FACEBOOK WILL CONTINUE TO BAN TRUMP, SEVERELY LIMITING HIS GRIFTING: The decision by Facebook on Wednesday to keep former President Donald J. Trump off its platform could have significant consequences for his political operation as he tries to remain the leader of the Republican Party, thwarting his ability to amplify his message to tens of millions of followers and hampering his fund-raising ability. Facebook has increasingly become one of the most vital weapons in a political campaign’s arsenal, with its ability to juice small-dollar online-fund-raising numbers into the millions, expand and acquire contact information, help build out data on a campaign’s voter file and provide the most sophisticated advertising platform available. Few campaigns had tapped into Facebook’s potential for advertising and fund-raising as aggressively as Mr. Trump’s. His successful 2016 campaign said its prolific use of Facebook had allowed it to send millions of different, hyper-targeted political ads to small slices of the population. Though Mr. Trump is out of office and living at his resort in Florida, he retains broad influence over the Republican Party. But his platform for reaching Americans has diminished greatly without access to big social media sites like Facebook and Twitter, which has permanently suspended the former president. Some Trump aides think that the absence of Facebook, which was crucial to his success in 2016, will hinder him if he decides to run again in 2024, which he has told several advisers is his plan. In recent days, Mr. Trump’s operation has begun to more aggressively solicit supporters for cash via text message — including one reacting to the Facebook decision on Wednesday.

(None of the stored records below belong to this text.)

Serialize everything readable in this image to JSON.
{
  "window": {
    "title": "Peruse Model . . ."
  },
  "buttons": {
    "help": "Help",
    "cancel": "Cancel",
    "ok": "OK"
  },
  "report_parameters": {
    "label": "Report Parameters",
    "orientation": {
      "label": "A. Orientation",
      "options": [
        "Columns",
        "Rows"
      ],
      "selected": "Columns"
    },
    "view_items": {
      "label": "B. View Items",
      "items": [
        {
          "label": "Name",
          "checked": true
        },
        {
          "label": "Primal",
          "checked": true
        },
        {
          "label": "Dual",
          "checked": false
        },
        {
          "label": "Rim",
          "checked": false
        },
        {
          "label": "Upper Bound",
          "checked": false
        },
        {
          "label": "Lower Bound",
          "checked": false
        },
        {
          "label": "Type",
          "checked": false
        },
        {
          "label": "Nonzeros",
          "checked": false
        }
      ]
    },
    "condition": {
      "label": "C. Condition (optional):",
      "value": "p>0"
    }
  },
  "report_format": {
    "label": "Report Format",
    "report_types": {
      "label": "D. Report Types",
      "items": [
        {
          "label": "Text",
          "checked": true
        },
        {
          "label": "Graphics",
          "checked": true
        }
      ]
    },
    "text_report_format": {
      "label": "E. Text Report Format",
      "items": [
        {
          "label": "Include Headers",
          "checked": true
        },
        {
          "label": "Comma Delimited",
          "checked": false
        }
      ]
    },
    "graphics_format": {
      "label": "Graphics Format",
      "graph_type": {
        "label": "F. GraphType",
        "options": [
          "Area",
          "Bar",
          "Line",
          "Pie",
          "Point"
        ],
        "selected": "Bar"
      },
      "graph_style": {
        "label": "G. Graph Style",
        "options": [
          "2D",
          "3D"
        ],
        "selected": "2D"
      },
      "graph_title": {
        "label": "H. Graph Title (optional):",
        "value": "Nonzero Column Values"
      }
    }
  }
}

On Tuesday, Mr. Trump’s team announced he would begin posting his thoughts on political developments to his own website, trying to brand it as “From the Desk of Donald J. Trump.” But the power of Mr. Trump’s pronouncements on social media had been their ability to ricochet quickly across the web and into the streams of his supporters — something far harder to achieve while being deplatformed.